In addition to slashing the infection rate, the strategy calls for increasing patients’ access to care so that 85 percent of those infected will receive care within three months of being diagnosed, compared with 65 percent who do so now. It says that 90 percent of all people who have HIV or AIDS should know they are infected, up from the current 79 percent. A further goal should be to reduce the HIV transmission rate by 30 percent. The report says the twin aims of cutting new infections and increasing the number of patients who receive care will advance Obama’s goal of making the United States “a place where new HIV infections are rare and when they do occur, every person, regardless of age, gender, race/ethnicity, sexual orientation, gender identity or socio-economic circumstance, will have unfettered access to high quality, life-extending care, free from stigma and discrimination.” The strategy does not call for a massive spending increase.
Human Rights Campaign:
“President Obama has put forward a bold and historic framework for addressing HIV and AIDS in the United States. The Strategy importantly acknowledges the continued impact HIV/AIDS has on LGBT people, as well as the failure to put adequate attention and resources toward addressing the epidemic in our community. But the goals and timetables laid out in this document cannot and will not be achieved without strong leadership and robust resources,” said HRC President Joe Solmonese. “All of us – including the administration and Congress, state governments, service providers and advocates – must commit to ensuring that the bold vision of this plan is fulfilled, and ‘[t]he United States will become a place where new HIV infections are rare and when they do occur, every person, regardless of age, gender, race/ethnicity, sexual orientation, gender identity or socio-economic circumstance, will have unfettered access to high quality, life-extending care, free from stigma and discrimination.’”
National Gay & Lesbian Task Force:

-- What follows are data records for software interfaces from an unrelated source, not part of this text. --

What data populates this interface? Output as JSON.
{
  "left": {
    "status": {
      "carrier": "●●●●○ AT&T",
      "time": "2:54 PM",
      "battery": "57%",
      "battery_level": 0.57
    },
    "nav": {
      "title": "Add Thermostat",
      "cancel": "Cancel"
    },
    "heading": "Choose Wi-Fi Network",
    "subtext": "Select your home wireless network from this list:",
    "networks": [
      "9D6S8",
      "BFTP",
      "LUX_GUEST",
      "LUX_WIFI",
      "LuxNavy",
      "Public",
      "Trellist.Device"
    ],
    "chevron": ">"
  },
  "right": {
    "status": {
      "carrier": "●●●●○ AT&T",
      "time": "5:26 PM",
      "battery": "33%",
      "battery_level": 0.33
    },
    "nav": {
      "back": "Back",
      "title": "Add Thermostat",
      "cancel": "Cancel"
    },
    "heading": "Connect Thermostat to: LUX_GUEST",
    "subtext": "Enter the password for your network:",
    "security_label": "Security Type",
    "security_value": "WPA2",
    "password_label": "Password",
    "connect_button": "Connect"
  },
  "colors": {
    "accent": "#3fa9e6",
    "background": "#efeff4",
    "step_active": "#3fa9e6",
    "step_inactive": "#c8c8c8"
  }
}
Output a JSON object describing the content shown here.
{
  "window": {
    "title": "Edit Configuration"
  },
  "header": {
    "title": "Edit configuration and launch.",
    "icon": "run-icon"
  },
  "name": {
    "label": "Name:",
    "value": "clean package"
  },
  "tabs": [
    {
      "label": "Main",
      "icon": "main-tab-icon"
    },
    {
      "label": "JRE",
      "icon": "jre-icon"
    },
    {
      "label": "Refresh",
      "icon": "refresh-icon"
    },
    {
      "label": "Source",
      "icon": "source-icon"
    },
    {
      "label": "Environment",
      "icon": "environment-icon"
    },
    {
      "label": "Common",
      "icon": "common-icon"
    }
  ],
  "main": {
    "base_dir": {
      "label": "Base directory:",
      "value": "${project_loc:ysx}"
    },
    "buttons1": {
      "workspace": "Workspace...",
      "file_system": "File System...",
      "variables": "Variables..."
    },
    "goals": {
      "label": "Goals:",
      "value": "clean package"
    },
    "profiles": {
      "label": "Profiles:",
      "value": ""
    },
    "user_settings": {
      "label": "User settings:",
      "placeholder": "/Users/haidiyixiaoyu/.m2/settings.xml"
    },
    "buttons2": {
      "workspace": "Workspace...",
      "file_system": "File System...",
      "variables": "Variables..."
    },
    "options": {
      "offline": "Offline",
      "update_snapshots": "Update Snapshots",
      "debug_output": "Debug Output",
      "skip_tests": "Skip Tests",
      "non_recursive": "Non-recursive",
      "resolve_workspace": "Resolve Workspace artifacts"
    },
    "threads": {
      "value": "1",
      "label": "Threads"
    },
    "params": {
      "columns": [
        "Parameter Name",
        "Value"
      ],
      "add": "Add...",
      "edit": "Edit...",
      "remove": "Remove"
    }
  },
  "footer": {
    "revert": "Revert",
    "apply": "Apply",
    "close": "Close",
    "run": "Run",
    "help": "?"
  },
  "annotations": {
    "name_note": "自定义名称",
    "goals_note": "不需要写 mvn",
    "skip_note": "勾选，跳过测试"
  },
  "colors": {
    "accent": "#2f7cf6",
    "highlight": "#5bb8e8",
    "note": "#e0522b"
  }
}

This plan offers much-needed relief by focusing on high-risk communities, directing money to states with the highest need based on reported cases of HIV/AIDS, and by recognizing the unique needs of affected populations. The administration has taken a historic step today in the fight against HIV/AIDS. However, the plan doesn’t yet go far enough in ending new infections and helping those already coping with the disease to manage it. The government must make available the necessary resources and life-saving medicines for those in need. Adequate attention to and funding for implementation as well as aggressive timetables are essential to the success of this plan. This ongoing national tragedy requires an immediate, potent and cohesive federal response that is appropriately funded.
“The president’s plan is so flawed that it might actually represent a step backwards in combating HIV and AIDS in the United States,” said Housing Works President and CEO Charles King. “Since his days on the campaign trail, President Obama has repeatedly said that he wants to lead the fight against AIDS. Unless he commits significant new resources intended to make major inroads against the spread of HIV, he will be regarded as a leader who did next to nothing about the most devastating epidemic of our time.” The president’s plan sets insufficiently ambitious goals for reducing the number of annual HIV infections in the U.S. while, at the same time, the plan fails to provide adequate funding to reach even the modest HIV prevention and treatment goals that it sets out.
I don’t see anything in the plan about addressing the ADAP crisis. Note that even the Democratic lapdogs HRC are clapping half-heartedly.